» **EXERCISE**:
Exact copies of all the lines below are required.

*-*-*

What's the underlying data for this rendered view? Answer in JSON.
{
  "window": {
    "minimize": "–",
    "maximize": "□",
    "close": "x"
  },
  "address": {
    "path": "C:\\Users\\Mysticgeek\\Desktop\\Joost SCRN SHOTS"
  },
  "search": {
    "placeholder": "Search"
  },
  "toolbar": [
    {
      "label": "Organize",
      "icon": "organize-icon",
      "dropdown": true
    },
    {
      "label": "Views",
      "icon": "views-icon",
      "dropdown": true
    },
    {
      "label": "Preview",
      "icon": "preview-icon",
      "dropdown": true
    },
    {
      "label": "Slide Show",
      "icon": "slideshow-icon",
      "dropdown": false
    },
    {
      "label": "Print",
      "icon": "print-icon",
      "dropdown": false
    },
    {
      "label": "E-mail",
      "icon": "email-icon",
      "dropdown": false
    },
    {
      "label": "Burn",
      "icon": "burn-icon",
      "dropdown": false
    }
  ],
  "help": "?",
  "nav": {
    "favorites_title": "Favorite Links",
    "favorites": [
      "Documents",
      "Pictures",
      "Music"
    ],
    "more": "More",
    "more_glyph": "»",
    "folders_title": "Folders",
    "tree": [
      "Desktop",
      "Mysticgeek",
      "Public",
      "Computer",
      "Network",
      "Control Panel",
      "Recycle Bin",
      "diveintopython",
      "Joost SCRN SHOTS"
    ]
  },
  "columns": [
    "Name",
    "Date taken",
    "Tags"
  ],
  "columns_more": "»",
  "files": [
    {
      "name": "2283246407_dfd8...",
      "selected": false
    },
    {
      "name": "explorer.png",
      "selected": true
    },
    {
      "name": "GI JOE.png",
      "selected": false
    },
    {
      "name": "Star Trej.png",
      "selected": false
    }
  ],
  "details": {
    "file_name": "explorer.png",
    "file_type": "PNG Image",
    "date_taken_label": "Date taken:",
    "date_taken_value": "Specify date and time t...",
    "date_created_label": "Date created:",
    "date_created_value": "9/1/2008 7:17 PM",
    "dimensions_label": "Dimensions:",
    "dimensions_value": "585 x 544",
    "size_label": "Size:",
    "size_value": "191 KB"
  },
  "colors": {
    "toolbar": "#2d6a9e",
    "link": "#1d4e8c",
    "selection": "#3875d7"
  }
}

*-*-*

» **TASK SOLUTION**:
What's the underlying data for this rendered view? Answer in JSON.
{
  "window": {
    "minimize": "–",
    "maximize": "□",
    "close": "x"
  },
  "address": {
    "path": "C:\\Users\\Mysticgeek\\Desktop\\Joost SCRN SHOTS"
  },
  "search": {
    "placeholder": "Search"
  },
  "toolbar": [
    {
      "label": "Organize",
      "icon": "organize-icon",
      "dropdown": true
    },
    {
      "label": "Views",
      "icon": "views-icon",
      "dropdown": true
    },
    {
      "label": "Preview",
      "icon": "preview-icon",
      "dropdown": true
    },
    {
      "label": "Slide Show",
      "icon": "slideshow-icon",
      "dropdown": false
    },
    {
      "label": "Print",
      "icon": "print-icon",
      "dropdown": false
    },
    {
      "label": "E-mail",
      "icon": "email-icon",
      "dropdown": false
    },
    {
      "label": "Burn",
      "icon": "burn-icon",
      "dropdown": false
    }
  ],
  "help": "?",
  "nav": {
    "favorites_title": "Favorite Links",
    "favorites": [
      "Documents",
      "Pictures",
      "Music"
    ],
    "more": "More",
    "more_glyph": "»",
    "folders_title": "Folders",
    "tree": [
      "Desktop",
      "Mysticgeek",
      "Public",
      "Computer",
      "Network",
      "Control Panel",
      "Recycle Bin",
      "diveintopython",
      "Joost SCRN SHOTS"
    ]
  },
  "columns": [
    "Name",
    "Date taken",
    "Tags"
  ],
  "columns_more": "»",
  "files": [
    {
      "name": "2283246407_dfd8...",
      "selected": false
    },
    {
      "name": "explorer.png",
      "selected": true
    },
    {
      "name": "GI JOE.png",
      "selected": false
    },
    {
      "name": "Star Trej.png",
      "selected": false
    }
  ],
  "details": {
    "file_name": "explorer.png",
    "file_type": "PNG Image",
    "date_taken_label": "Date taken:",
    "date_taken_value": "Specify date and time t...",
    "date_created_label": "Date created:",
    "date_created_value": "9/1/2008 7:17 PM",
    "dimensions_label": "Dimensions:",
    "dimensions_value": "585 x 544",
    "size_label": "Size:",
    "size_value": "191 KB"
  },
  "colors": {
    "toolbar": "#2d6a9e",
    "link": "#1d4e8c",
    "selection": "#3875d7"
  }
}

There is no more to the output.